Well as you’ve probably gathered from the previous entry, I’m in great difficulty. My passport, Visa Card and a few other items have gone. I’m currently in Dakar and visited the British Embassy this morning to apply for an emergency transit passport. The problem is this only allows me to transit through 5 countries and as the nearest place I can get a replacement passport in Africa is South Africa, unless I flew there (which at £1,000 is way beyond my budget) my trip here in Africa is over.
My only other option is to return to the nearest country that will issue me a passport and that is Spain (Madrid). So as soon as I get the emergency passport (hopefully this week) I’ll be heading back to Spain.

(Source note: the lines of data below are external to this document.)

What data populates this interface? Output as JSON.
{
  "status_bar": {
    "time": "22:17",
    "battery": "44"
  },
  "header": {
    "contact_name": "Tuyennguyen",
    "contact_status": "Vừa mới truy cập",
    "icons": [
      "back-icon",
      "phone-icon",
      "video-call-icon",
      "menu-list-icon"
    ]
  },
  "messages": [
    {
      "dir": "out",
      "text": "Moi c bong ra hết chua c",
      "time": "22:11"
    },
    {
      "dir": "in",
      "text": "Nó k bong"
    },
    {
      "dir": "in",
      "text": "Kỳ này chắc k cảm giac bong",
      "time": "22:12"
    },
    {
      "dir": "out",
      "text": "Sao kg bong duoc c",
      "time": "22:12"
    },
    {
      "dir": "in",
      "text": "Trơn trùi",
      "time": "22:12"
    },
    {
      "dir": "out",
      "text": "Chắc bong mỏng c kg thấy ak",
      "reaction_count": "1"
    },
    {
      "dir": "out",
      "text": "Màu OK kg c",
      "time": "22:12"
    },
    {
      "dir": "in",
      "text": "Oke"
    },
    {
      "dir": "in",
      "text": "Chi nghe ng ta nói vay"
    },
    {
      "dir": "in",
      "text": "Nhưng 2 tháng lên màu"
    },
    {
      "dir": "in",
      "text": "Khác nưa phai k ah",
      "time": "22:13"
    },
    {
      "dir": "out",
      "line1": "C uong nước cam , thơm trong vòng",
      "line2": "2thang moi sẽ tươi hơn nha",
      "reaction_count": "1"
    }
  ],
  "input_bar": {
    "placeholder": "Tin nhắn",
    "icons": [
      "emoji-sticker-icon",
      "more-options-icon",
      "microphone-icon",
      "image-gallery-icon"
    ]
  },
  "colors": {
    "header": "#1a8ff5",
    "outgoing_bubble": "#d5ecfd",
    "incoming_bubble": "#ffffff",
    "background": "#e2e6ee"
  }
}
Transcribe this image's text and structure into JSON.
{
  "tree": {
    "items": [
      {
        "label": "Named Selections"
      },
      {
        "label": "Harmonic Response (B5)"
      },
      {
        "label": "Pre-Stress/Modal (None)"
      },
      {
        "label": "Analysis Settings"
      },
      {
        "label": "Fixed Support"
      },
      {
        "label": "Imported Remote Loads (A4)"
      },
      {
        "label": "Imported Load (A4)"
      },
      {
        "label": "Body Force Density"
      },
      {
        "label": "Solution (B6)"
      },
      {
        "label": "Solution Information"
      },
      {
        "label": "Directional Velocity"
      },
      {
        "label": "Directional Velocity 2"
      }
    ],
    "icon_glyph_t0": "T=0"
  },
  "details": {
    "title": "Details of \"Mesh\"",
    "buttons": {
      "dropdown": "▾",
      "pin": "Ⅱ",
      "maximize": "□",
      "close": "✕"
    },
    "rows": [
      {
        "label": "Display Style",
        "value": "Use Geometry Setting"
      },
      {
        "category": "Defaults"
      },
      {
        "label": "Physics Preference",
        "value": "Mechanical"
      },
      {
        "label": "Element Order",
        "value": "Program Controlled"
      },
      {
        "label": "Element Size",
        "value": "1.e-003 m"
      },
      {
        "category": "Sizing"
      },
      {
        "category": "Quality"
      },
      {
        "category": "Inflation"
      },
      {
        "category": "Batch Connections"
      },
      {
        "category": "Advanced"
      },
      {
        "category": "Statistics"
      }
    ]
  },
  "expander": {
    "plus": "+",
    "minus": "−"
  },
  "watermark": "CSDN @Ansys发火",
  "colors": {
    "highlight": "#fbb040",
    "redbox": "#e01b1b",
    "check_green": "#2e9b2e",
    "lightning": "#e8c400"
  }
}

I’m gutted and totally at a loss, I just cannot believe how much bad luck I get and the passport going is on top of a pretty bad week which has put me at an all time low.
But I have to go on and so I’ll continue to update this blog…
You’d think I’d learn, but bad people come in all disguises. This time it was a genuine Mauritanian policeman. I was persuaded during a meal that the Diama crossing was currently very difficult if not impassable on a bike and that I could get a lift (and help) in crossing at Rosso. This information was confirmed by other people in the cafe (but on reflection I should have found a way to check it on the internet). It sounded too good to be true and as the policeman was the brother of the cafe owner(!) I thought it was genuine (and to be honest I still don’t know).
To cut a long story short, once I was in their clutches it took some getting out and not before I’d had to part with significant funds to get my passport back (they were taking care of all the red tape and fees(!) which given what happened later, maybe I shouldn’t have bothered. It’s easy now looking back to see it was a scam, but at the time not so…
Truth is the actual Rosso crossing was made incredibly easy for me, but at a very high cost. However had I not realised (somewhat late) it was a scam, they could have pried more – it was their greed which finally alerted me. It’s a shame, because I was persuaded to leave Mauritania earlier than I’d planned (I was enjoying it) and this has soured my memory of the country.
Once through the border check in Senegal I was quickly on my way, in a very angry and upset state of mind. I found it hard to accept my own stupidity, but as I’ve previously said, these scammers are experts. However my mood changed as I took in my new surroundings, the wonderful scenery, the sights and the good tarmac road as I headed towards Saint Louis.
It was too late to get there in one push, so I began to look for a safe place to camp and was spotted by the locals. Wandering about away from the main highway I was gestured to camp in a local village (for safety) and I enjoyed my first night in Senegal amongst the goats, cows and other assorted animals of the villagers. Once I’d handed round my dates to the kids I was pretty much left to try and sleep through the noise – but it was a real treat and the reason why I’d chosen Africa to visit.
Next morning and I was up and off early, hoping to be in Saint Louis with plenty of time to spare to search for cheap accommodation or a campsite. It was as I approached the outskirts that I noticed the mood changing. I have gotten used to the cries of “toubab” from the local kids – it means ‘white man’ and I don’t think it’s necessarily said as a derogatory term, that is until the older boys (and some adults) also hissed and spitted as they said it and I found this a little threatening.
I decided to stop at about 26 kilometers from the city for some much needed food and unpacked my pannier. After enjoying my lunch I packed up and off I rode, leaving behind my bum bag. Didn’t take me long to realise I’d left it, so I turned around only to see a local making off with it. Oh crap, not a chance of catching him so I sat and waited (and waited) at my meal stop to see if he’d return. Some chance.
By the time I got into Saint Louis it was late, so I determined I’d report it the next morning to the police. I duly found the station and was told to return at 3:00 p.m. which I did and told to sit and wait in a fly infested room – no details were taken from me. Just short of 4 hours later I was called and told to go to an office, where I gave the details. It took another hour to get my incident report, after having to go back to the front desk and ask them to take my details (they should have done this on my arrival) and wait again. And that pretty much concluded my stay in Saint Louis as I couldn’t wait to leave.
On my way to Dakar I’d stop off at the Zebra Bar for a much needed pick-me-up and a bit of R&R, before getting into Dakar for Monday morning at the British Embassy. I’ll tell you about this in my next post…